This is really a two-handed question. On the one hand, workers need to know what their rights and protections are while working from home. On the other, employers need to know how to provide safe workplaces, even when the workplace is a remote location and how to avoid injuries and claims.

But, first of all, it is important to briefly distinguish between workers who are employees, and thus have a collection of legally-defined rights and responsibilities with respect to their employers, and workers who are independent contractors. Those situations are largely defined by contract.

Employee or independent contractor?

With the rise of the gig economy, the difference between the two can become quite muddled.  She who cranks out corporate communications from the laptop in the spare bedroom may be either, so it is absolutely essential that workers and those for whom they produce work are explicitly clear with one another about status. Gig workers, freelancers or independent contractors must generally rely on their own insurance policies if they are injured while working from home.

Employees working from home

But let us suppose that your employer has approved a flexible work agreement, under which you work from home on Mondays and Fridays. It helps with the commute – or it did until you tripped on the stairs and broke your ankle.

The critical legal question is whether the injury occurred during the course of your employment (assuming that you are not employed as a stair-climber). The Workplace Health and Safety Act of 1995 provides that all employees working from home will still be covered for workers compensation if they sustain any type of injury during the course of carrying out their work. The good news is that taking a brief break to get a cup of coffee or accomplish a task as directed by your employer may be seen as being “in the course of employment”.

A longer break, taken after logging off a work computer to accomplish a purely personal errand such as picking up the kids from school, may not be seen as being in the course of employment. Special provisions also apply to injuries that occur in other off-site situations, while on a trip taken for the purpose of work or during a regular commute to or from work, for example.

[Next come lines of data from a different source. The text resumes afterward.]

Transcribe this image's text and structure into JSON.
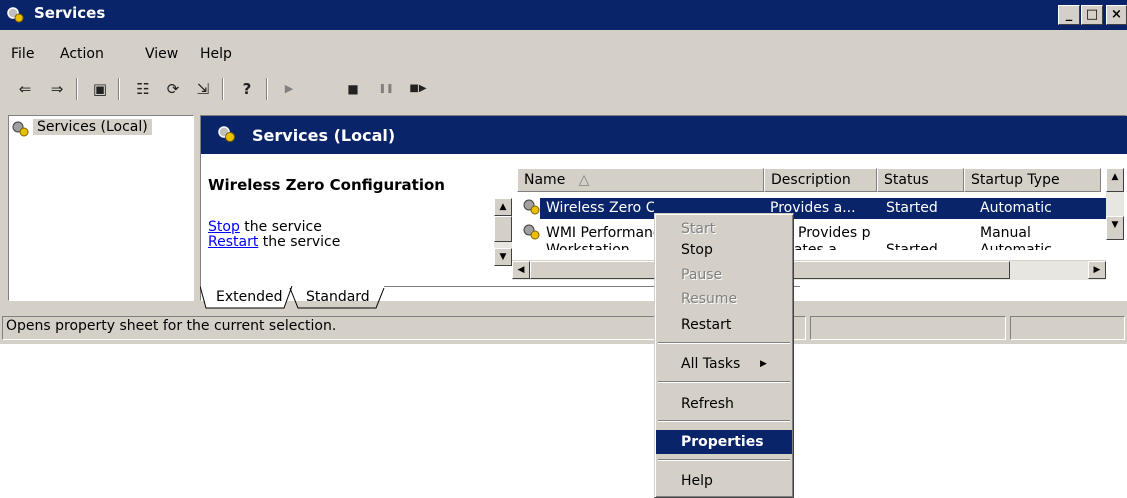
{
  "window": {
    "title": "Services",
    "controls": [
      "_",
      "□",
      "×"
    ]
  },
  "menubar": [
    "File",
    "Action",
    "View",
    "Help"
  ],
  "toolbar": {
    "buttons": [
      {
        "icon": "back-arrow-icon",
        "glyph": "⇐"
      },
      {
        "icon": "forward-arrow-icon",
        "glyph": "⇒"
      },
      {
        "icon": "show-hide-console-tree-icon",
        "glyph": "▣"
      },
      {
        "icon": "properties-icon",
        "glyph": "☷"
      },
      {
        "icon": "refresh-icon",
        "glyph": "⟳"
      },
      {
        "icon": "export-list-icon",
        "glyph": "⇲"
      },
      {
        "icon": "help-icon",
        "glyph": "?"
      },
      {
        "icon": "start-service-icon",
        "glyph": "▶"
      },
      {
        "icon": "stop-service-icon",
        "glyph": "■"
      },
      {
        "icon": "pause-service-icon",
        "glyph": "❚❚"
      },
      {
        "icon": "restart-service-icon",
        "glyph": "■▶"
      }
    ]
  },
  "tree": {
    "root_label": "Services (Local)"
  },
  "pane": {
    "banner_title": "Services (Local)",
    "selected_service": "Wireless Zero Configuration",
    "stop_link": "Stop",
    "stop_rest": " the service",
    "restart_link": "Restart",
    "restart_rest": " the service"
  },
  "list": {
    "columns": [
      "Name",
      "Description",
      "Status",
      "Startup Type"
    ],
    "sort_indicator": "△",
    "rows": [
      {
        "name": "Wireless Zero Configuration",
        "description": "Provides a...",
        "status": "Started",
        "startup": "Automatic"
      },
      {
        "name": "WMI Performance Adapter",
        "description": "Provides p...",
        "status": "",
        "startup": "Manual"
      },
      {
        "name": "Workstation",
        "description": "Creates a...",
        "status": "Started",
        "startup": "Automatic"
      }
    ]
  },
  "tabs": [
    "Extended",
    "Standard"
  ],
  "status_bar": {
    "text": "Opens property sheet for the current selection."
  },
  "context_menu": {
    "items": [
      {
        "label": "Start",
        "enabled": false
      },
      {
        "label": "Stop",
        "enabled": true
      },
      {
        "label": "Pause",
        "enabled": false
      },
      {
        "label": "Resume",
        "enabled": false
      },
      {
        "label": "Restart",
        "enabled": true
      },
      {
        "label": "All Tasks",
        "enabled": true,
        "submenu_glyph": "▶"
      },
      {
        "label": "Refresh",
        "enabled": true
      },
      {
        "label": "Properties",
        "enabled": true,
        "highlighted": true
      },
      {
        "label": "Help",
        "enabled": true
      }
    ]
  },
  "colors": {
    "title_bar": "#0a246a",
    "face": "#d4d0c8",
    "selection": "#0a246a",
    "link": "#0000ff"
  }
}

Employees also have a responsibility to see to their own safety. They should designate a relatively risk-free work area set aside specifically for employment tasks during agreed-upon hours of employment.

Employer rights and responsibilities

Employers have the same duty of care towards employees working at home as they do towards employees working in the workplace. They must make sure that an employee’s home area meets workplace health and safety requirements. Reasonable steps to ensure this include:

  • providing a work-from-home handbook policy that sets forth safety standards;
  • completing a risk assessment;
  • conducting an inspection; and
  • instructing employees to report potential health and safety issues.

At first blush, this may seem intrusive, especially the inspection, but if the employer is going to be responsible for workers compensation claims they should, to all rights, have an opportunity to mitigate risk in reasonable ways.

After the fall

Employers also have the same legal responsibilities to help employees who work at home return to work after an injury. Even when the injury was non-work related, employers must ensure that injured workers can return safely to work as soon as possible and that they are not treated unfavourably because of their injury or illness.

If you have been injured while working from home or on a flexi work agreement, or if you are an employer who wants to minimise the risk of harm to employees working from home, the attorneys at Owen Hodge Lawyers would like to help. Please call us to find out more about your rights and responsibilities at 1800 770 780.